Meanwhile, the Sacramento Bee reports that DFG wardens have to patrol state and federal waters, meaning they are responsible for waters extending out 200 miles up and down the coast, not just the three miles off the coast that constitute state waters.

"We have the entire state to cover so it's a juggling act, and not just with the marine waters," says Steve Martarano, supervising communications officer for the DFG.

"Theoretically, if those 45 positions were filled, that would solve a lot of problems but it probably still wouldn't be enough to cover the state the way we'd want to."

Law enforcement personnel, in demand throughout much of the state, are usually attracted to the fatter compensation packages offered by other agencies such as the California Highway Patrol. The CHP offers 25 percent more for entry-level officers than the DFG's $43,000 per year.

While the staffing shortage may seem to blow the doors wide open for unrestricted poaching, especially in the conservation areas where recreational and limited commercial fishing is still allowed, Gaffney predicts the compliance level will be fairly high. As evidence she points to the Channel Islands MPAs off the coast of Santa Barbara, where the compliance rate over the last two years has been 95 percent. She also said that policy advisers recommended to the Blue Ribbon Task Force that the preserves be located near state parks, where onshore rangers could spot at least some of the poaching activity.

"Once the word got out and people understood where the areas were, most people follow the rules," says Gaffney of the Channel Island MPAs. "You still have to have wardens out on boats, but we tried to be smart.

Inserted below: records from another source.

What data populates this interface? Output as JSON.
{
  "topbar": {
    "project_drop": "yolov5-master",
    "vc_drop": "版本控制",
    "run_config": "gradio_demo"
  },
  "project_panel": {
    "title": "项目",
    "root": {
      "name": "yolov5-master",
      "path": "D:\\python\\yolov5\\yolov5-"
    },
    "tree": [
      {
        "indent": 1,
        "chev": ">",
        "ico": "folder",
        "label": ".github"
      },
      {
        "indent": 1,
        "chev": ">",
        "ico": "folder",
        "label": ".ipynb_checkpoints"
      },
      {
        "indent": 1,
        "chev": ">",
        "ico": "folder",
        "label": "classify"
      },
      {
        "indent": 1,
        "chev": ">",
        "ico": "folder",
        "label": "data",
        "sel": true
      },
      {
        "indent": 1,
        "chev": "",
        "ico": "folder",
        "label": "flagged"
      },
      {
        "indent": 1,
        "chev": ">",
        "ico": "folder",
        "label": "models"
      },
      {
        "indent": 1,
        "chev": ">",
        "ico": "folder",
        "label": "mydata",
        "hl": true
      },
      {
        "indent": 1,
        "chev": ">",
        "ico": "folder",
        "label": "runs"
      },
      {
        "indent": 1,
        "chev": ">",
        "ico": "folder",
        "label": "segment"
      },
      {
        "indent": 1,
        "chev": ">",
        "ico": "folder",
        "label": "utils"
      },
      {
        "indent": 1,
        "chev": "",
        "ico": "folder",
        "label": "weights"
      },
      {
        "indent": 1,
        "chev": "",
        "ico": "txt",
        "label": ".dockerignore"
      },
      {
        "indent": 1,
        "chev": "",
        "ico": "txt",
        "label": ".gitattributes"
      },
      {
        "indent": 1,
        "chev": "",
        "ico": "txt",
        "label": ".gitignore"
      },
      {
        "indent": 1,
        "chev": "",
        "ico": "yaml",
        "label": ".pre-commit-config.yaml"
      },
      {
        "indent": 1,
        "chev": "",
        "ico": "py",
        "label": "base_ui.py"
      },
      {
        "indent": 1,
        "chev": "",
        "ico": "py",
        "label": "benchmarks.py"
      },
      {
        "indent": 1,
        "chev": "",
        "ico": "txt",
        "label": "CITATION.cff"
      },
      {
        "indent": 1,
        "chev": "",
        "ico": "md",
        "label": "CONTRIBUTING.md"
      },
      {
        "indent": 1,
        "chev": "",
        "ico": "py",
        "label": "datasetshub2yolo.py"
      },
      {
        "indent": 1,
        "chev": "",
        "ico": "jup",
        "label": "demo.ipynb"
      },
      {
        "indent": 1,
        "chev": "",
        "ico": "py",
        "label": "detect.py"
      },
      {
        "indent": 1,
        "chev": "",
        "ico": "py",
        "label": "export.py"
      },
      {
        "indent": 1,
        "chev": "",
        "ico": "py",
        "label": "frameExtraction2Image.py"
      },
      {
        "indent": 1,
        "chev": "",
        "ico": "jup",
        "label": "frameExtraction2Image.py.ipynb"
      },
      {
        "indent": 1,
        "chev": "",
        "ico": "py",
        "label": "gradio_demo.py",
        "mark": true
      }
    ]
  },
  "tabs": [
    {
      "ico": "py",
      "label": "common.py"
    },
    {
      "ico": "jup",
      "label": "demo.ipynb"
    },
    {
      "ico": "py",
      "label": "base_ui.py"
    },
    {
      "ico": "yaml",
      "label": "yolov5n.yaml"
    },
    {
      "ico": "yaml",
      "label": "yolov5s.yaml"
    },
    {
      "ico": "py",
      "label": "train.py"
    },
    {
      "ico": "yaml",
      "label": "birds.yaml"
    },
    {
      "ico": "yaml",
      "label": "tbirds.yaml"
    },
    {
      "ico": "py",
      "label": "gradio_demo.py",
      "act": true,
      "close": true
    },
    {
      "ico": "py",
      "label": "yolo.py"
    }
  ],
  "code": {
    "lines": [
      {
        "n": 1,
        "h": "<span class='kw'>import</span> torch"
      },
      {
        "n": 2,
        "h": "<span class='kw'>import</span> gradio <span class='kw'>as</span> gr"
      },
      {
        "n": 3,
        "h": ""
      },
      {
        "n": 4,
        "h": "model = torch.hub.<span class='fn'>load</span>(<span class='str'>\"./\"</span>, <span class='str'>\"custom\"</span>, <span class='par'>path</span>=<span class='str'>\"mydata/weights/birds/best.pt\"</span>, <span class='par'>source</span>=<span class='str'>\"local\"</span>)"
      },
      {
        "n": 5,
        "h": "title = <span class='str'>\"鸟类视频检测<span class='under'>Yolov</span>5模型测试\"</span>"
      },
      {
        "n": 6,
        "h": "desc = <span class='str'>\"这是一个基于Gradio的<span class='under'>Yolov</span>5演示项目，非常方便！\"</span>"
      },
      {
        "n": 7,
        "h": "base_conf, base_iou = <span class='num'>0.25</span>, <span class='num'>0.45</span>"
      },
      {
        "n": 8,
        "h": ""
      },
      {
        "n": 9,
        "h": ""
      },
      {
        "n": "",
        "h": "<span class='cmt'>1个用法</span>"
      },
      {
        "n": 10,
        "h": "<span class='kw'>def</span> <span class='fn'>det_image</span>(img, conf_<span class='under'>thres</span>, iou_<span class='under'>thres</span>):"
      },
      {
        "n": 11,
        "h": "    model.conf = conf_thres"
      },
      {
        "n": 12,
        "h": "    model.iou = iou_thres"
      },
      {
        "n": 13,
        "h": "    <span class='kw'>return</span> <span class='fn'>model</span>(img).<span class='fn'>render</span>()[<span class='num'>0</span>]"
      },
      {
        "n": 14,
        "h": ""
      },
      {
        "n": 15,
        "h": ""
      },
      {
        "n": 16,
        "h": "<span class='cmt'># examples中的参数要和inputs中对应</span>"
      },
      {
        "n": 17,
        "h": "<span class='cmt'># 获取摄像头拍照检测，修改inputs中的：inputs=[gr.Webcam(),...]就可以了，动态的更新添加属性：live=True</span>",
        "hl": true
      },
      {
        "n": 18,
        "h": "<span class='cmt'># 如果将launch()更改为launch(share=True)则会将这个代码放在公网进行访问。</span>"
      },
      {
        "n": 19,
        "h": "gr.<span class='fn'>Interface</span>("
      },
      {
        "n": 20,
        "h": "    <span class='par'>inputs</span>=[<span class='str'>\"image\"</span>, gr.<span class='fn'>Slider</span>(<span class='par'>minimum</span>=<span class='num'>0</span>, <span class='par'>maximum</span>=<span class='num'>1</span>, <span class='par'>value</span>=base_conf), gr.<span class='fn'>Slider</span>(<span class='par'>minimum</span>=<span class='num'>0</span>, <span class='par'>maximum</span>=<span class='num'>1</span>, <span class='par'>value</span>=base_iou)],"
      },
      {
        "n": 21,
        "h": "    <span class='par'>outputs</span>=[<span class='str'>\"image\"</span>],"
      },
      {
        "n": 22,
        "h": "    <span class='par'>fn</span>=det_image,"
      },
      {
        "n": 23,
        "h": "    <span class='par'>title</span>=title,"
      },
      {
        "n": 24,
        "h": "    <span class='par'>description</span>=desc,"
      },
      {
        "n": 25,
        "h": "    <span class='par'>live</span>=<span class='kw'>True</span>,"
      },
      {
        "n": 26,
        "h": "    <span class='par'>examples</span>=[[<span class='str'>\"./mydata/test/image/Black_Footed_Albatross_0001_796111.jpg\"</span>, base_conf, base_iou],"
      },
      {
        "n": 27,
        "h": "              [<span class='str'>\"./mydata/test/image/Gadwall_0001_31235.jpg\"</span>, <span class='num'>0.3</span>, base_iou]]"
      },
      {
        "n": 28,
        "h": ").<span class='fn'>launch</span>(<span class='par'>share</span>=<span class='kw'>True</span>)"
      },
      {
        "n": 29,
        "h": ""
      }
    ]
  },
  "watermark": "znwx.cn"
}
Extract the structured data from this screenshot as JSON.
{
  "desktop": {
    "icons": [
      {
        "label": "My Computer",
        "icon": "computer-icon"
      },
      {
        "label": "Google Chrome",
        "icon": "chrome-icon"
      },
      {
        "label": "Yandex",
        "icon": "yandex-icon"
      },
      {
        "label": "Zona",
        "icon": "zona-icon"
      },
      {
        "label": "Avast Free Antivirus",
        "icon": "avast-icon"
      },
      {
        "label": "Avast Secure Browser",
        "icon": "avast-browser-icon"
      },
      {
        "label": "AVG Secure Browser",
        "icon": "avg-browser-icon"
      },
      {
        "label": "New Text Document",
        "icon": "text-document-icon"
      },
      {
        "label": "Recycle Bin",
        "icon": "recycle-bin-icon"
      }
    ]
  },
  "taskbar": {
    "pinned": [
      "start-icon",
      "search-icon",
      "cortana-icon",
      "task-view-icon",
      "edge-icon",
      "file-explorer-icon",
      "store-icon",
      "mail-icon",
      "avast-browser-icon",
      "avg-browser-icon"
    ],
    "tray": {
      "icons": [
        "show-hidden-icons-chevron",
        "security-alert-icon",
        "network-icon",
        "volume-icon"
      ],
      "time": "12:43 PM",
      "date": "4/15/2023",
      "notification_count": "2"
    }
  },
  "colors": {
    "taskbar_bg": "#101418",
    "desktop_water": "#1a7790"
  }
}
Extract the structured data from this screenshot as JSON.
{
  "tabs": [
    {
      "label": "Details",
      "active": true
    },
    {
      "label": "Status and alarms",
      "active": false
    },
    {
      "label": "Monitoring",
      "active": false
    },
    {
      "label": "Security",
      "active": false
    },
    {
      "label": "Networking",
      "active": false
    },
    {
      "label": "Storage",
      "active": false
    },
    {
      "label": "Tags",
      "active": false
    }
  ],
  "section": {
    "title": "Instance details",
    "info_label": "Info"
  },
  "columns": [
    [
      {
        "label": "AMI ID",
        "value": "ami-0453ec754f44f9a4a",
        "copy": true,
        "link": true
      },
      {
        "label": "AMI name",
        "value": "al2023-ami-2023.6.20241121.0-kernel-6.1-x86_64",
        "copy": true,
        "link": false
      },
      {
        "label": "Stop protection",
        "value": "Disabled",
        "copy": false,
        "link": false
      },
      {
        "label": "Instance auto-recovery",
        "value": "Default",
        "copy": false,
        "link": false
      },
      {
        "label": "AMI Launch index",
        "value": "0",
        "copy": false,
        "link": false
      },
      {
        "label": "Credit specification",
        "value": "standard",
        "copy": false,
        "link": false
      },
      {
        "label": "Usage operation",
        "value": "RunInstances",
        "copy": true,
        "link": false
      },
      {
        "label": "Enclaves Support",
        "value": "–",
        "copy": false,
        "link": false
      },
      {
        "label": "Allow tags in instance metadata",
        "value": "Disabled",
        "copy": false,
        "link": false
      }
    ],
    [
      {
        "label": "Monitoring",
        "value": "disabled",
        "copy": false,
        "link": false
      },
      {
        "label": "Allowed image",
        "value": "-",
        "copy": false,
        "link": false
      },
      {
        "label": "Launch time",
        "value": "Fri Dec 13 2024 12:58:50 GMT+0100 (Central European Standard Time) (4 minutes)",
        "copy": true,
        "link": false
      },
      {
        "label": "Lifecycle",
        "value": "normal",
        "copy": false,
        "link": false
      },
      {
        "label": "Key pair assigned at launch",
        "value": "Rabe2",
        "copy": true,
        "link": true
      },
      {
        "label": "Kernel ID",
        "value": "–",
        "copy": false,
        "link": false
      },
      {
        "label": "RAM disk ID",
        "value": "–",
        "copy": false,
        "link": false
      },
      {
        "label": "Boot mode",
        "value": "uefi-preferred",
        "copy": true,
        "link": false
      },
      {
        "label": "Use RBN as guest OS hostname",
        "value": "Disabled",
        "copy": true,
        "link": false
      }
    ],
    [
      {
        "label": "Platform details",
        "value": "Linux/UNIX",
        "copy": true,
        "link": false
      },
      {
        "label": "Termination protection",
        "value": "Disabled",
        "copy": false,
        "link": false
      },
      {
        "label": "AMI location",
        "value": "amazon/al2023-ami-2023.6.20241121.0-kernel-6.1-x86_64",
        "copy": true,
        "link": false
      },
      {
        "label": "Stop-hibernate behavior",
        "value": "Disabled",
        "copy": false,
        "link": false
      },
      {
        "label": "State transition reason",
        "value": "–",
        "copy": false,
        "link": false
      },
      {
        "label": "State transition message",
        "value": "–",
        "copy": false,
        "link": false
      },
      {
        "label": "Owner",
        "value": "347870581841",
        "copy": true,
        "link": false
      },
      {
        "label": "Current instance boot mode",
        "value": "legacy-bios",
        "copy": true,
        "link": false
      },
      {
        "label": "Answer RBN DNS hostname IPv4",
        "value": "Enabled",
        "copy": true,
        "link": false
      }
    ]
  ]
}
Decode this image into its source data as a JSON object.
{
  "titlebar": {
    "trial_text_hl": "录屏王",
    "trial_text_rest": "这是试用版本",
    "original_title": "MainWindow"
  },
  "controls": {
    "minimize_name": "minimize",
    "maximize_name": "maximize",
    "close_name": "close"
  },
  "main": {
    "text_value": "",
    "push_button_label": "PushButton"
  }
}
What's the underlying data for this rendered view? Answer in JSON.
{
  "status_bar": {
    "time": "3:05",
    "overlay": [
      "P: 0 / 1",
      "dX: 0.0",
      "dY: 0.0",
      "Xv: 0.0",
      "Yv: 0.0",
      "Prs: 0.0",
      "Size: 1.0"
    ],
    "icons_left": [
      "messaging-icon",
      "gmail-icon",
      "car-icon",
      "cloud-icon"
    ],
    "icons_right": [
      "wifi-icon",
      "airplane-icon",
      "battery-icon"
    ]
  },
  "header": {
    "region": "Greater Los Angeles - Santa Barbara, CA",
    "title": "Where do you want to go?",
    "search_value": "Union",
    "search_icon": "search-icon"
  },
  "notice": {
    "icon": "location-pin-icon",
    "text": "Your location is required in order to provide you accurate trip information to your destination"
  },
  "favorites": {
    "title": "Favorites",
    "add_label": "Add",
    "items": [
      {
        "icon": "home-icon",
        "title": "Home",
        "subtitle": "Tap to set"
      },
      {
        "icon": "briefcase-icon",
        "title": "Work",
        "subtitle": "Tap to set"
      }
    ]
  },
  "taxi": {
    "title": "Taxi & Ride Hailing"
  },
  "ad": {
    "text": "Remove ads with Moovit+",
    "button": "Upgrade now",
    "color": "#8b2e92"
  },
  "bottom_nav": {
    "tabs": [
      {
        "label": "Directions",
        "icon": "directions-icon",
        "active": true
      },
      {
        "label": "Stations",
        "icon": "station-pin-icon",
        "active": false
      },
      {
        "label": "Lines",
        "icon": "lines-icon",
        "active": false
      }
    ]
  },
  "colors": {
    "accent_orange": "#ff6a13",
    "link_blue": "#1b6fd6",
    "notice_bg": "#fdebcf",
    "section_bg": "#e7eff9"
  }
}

It's going to take all the state agencies and feds working together to do a good job of protecting these areas."

The Power of Democracy
As the long and sometimes contentious process of implementing MPAs leaves the shores of Santa Cruz and drifts into the waters off of the north Central Coast, Fred Keeley is confident the collaborative nature of the democratic process will come through yet again.

"Although not everyone is happy with the details of the MLPA, I think the work towards achieving implementation has been one of those positive moments in governance where the electorate, the elected, and the stakeholders have stuck with it," says Keeley, sounding humble but dignified. "It's a much better product for the participation of those hundreds of people no matter what position they hold on it. Those are the folks I'm proud of."

Send a letter to the editor about this story.